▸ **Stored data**
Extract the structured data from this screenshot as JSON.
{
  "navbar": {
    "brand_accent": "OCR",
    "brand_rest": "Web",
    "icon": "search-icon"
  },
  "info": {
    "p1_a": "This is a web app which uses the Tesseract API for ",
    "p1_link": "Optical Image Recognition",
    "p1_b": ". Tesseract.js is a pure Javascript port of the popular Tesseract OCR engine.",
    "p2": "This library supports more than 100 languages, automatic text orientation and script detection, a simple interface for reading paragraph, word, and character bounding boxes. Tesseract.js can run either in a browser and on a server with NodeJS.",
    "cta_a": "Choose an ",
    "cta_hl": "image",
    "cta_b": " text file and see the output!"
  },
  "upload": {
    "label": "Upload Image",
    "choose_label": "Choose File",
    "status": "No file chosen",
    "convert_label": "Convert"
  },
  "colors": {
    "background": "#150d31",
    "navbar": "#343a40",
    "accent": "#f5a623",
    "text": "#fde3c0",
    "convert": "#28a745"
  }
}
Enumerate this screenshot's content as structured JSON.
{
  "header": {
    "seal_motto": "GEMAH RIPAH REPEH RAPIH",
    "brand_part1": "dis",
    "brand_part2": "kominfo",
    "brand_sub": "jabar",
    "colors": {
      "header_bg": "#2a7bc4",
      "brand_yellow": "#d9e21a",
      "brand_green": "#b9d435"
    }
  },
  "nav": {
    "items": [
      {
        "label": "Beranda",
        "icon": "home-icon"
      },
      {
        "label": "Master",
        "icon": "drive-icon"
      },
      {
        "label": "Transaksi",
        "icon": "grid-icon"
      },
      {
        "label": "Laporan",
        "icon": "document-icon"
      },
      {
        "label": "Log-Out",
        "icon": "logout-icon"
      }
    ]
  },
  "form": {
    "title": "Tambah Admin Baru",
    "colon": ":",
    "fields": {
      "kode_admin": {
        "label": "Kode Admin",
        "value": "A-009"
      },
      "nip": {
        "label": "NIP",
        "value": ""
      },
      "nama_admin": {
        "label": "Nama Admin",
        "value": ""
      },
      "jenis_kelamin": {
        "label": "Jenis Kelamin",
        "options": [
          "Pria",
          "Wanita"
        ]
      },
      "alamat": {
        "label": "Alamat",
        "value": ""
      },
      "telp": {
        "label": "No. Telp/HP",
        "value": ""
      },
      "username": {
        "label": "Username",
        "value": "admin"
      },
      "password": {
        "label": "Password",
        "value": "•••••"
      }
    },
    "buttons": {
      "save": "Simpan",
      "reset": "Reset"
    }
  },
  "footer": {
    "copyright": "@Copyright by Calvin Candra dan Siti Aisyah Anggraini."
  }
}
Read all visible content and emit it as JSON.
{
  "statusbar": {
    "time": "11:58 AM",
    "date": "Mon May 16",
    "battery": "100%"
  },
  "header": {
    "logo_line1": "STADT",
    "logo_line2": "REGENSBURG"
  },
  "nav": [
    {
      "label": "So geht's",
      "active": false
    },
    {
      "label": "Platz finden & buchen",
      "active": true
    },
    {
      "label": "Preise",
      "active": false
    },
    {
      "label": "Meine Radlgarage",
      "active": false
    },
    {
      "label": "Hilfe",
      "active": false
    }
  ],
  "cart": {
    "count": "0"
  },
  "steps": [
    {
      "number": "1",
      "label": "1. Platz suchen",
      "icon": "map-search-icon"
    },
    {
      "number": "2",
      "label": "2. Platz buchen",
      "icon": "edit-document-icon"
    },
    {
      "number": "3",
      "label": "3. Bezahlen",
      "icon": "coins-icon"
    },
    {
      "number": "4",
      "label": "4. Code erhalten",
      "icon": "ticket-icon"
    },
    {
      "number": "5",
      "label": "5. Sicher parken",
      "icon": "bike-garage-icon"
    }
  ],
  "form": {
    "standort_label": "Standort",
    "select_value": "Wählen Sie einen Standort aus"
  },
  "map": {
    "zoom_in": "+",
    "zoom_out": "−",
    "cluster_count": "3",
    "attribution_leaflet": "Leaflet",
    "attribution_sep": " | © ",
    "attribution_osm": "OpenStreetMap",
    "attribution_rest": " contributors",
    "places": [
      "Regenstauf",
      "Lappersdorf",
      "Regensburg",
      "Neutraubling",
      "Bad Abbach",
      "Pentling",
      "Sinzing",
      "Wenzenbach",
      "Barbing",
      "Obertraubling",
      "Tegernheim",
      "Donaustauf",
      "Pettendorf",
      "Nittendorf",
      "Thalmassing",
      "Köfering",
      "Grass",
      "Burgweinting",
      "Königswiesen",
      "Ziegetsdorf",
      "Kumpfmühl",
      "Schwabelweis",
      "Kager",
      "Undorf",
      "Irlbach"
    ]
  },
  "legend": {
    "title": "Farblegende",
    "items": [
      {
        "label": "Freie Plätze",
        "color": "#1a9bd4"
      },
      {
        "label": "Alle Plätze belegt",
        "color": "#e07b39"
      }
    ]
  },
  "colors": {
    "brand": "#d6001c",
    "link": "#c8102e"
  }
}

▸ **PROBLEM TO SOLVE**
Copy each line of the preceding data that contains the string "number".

▸ **ANSWER SPACE**
      "number": "1",
      "number": "2",
      "number": "3",
      "number": "4",
      "number": "5",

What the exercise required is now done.